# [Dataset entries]

|---|

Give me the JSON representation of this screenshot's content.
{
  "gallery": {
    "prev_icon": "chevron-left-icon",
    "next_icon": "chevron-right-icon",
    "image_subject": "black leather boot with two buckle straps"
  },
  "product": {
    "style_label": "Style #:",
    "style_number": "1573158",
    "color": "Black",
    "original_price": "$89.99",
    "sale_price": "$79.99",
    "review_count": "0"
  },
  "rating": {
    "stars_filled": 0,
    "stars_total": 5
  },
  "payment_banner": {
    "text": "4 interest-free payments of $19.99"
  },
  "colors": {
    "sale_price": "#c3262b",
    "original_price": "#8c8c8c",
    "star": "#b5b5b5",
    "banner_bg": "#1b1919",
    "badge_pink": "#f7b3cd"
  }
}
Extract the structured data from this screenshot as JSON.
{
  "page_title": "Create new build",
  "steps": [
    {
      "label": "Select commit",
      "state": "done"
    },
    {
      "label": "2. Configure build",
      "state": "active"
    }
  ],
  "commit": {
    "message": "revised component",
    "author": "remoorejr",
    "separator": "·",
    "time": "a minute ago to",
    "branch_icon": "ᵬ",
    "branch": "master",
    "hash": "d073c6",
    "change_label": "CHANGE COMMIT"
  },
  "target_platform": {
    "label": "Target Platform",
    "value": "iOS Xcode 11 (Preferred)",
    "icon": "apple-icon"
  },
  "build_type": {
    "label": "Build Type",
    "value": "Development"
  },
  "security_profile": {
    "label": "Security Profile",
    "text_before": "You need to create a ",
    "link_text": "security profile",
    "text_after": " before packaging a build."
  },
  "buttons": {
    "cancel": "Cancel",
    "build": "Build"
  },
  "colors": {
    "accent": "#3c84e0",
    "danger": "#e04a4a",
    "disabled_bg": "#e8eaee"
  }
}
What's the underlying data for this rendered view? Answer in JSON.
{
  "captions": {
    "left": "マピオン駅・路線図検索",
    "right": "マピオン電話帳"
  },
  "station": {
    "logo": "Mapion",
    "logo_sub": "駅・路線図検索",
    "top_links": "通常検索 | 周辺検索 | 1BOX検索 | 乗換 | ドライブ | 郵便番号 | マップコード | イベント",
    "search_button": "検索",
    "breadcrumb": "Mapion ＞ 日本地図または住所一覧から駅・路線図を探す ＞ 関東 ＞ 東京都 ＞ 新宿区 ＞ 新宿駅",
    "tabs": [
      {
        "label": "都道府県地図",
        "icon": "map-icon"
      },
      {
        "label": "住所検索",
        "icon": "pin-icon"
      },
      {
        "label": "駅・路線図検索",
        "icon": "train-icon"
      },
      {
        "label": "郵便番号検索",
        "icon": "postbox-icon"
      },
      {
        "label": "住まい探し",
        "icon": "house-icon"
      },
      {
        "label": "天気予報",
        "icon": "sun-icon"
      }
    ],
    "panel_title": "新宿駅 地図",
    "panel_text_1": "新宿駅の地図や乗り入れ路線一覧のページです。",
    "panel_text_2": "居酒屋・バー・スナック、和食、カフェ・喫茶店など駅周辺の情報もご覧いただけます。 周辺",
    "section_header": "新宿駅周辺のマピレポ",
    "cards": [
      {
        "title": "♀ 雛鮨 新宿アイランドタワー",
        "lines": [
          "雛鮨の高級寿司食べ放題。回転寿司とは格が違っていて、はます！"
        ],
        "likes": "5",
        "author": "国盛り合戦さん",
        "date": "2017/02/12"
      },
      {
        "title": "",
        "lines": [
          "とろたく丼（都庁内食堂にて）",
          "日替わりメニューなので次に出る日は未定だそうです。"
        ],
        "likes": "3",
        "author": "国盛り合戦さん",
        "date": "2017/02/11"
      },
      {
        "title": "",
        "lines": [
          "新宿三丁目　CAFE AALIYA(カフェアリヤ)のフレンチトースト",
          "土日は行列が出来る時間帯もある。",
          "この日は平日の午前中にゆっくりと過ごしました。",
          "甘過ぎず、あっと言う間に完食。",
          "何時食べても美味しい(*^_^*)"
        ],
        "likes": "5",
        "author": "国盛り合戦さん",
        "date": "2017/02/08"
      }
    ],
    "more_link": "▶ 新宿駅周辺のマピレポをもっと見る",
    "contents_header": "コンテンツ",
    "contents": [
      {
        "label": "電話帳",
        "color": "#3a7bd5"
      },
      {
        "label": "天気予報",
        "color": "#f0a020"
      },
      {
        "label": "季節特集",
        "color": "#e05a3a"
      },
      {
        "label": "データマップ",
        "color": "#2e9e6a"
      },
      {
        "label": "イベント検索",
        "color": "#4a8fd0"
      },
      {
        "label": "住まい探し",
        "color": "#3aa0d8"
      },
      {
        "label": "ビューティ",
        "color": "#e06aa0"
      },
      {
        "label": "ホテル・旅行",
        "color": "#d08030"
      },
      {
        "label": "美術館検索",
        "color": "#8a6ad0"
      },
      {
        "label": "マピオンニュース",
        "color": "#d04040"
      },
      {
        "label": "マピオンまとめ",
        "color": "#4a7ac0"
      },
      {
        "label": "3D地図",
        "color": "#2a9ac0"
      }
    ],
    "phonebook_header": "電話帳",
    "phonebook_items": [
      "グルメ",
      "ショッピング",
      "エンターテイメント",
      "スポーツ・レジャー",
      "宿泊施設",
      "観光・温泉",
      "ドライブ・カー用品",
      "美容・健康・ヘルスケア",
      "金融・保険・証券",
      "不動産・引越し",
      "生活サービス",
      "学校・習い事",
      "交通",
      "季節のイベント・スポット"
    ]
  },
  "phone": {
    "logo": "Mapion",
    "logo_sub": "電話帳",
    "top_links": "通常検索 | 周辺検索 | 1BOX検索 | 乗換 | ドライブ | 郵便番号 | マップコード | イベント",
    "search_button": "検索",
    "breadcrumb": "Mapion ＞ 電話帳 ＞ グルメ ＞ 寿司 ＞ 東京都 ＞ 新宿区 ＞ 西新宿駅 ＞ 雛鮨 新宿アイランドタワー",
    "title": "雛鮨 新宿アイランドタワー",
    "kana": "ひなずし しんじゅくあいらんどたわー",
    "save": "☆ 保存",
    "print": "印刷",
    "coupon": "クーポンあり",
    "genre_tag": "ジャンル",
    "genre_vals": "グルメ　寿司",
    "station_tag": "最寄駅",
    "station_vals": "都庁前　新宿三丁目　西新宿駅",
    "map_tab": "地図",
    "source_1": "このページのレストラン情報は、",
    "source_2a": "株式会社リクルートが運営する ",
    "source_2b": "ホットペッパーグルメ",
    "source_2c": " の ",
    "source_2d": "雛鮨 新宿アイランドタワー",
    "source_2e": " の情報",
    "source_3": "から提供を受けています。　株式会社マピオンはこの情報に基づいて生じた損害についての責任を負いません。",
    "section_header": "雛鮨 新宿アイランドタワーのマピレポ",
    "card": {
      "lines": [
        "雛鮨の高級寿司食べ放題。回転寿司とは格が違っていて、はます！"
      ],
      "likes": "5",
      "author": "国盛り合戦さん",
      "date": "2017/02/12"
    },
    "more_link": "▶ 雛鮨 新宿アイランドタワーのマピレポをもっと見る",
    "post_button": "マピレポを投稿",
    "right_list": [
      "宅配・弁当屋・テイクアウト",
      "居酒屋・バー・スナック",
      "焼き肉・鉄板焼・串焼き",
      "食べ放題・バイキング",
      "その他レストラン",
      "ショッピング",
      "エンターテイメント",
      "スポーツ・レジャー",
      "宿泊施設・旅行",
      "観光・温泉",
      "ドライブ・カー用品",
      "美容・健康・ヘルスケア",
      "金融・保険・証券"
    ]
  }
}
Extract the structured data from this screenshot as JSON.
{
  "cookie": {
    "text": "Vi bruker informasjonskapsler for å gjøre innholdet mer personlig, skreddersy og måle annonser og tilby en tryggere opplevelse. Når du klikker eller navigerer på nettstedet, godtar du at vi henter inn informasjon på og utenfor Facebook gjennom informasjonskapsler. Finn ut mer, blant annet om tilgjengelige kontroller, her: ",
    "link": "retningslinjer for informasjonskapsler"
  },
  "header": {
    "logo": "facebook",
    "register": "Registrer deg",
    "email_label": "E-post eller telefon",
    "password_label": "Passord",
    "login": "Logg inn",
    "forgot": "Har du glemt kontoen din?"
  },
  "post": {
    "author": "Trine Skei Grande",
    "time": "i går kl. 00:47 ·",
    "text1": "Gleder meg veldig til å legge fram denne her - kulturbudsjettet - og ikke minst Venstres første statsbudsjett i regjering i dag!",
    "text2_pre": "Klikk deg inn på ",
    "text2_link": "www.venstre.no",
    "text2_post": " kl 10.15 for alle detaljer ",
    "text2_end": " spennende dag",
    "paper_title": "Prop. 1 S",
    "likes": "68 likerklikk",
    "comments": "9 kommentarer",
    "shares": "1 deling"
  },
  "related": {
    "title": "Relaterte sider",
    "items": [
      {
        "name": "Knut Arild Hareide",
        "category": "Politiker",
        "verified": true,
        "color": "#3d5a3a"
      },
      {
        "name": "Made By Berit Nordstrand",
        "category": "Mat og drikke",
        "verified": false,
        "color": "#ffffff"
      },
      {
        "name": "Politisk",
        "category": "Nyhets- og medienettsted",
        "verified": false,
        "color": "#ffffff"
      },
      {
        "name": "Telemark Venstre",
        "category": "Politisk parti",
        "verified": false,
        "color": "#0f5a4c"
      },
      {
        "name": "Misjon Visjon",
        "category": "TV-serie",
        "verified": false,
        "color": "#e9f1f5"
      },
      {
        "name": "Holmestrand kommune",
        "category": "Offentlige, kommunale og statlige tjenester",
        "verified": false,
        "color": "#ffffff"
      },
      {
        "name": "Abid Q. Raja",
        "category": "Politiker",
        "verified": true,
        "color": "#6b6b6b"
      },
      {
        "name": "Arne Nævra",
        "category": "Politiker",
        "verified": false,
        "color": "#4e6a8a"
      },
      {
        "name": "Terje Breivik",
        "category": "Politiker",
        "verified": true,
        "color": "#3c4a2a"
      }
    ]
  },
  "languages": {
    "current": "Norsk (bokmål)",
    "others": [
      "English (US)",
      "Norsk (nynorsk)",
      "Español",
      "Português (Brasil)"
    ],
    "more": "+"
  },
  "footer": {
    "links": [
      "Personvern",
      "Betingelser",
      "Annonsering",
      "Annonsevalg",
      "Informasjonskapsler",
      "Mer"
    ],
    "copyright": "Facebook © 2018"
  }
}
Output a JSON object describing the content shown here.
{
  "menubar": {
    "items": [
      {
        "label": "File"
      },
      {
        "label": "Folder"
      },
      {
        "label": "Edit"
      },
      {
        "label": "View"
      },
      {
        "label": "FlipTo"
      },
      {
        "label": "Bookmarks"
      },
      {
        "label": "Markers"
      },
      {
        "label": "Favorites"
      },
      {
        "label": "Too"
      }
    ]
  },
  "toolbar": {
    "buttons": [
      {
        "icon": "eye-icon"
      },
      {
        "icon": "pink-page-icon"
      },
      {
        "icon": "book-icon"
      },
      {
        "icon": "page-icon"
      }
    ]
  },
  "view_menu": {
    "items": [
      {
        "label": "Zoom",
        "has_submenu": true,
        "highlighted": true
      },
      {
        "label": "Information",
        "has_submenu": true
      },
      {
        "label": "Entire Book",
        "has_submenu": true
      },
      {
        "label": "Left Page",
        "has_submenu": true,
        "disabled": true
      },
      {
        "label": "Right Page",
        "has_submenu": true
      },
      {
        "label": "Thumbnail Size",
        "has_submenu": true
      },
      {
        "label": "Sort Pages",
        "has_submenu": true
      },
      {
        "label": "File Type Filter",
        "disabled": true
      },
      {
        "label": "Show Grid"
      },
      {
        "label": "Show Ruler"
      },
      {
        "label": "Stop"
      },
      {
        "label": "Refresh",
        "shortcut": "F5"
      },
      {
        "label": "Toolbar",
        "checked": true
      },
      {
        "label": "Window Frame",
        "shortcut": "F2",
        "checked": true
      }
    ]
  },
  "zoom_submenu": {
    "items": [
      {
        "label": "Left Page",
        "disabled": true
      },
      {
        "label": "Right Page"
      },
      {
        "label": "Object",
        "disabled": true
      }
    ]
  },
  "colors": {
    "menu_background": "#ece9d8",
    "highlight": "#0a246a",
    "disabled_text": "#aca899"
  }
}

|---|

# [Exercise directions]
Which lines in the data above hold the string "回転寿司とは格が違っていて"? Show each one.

# [Solution to the exercise]
          "雛鮨の高級寿司食べ放題。回転寿司とは格が違っていて、はます！"
        "雛鮨の高級寿司食べ放題。回転寿司とは格が違っていて、はます！"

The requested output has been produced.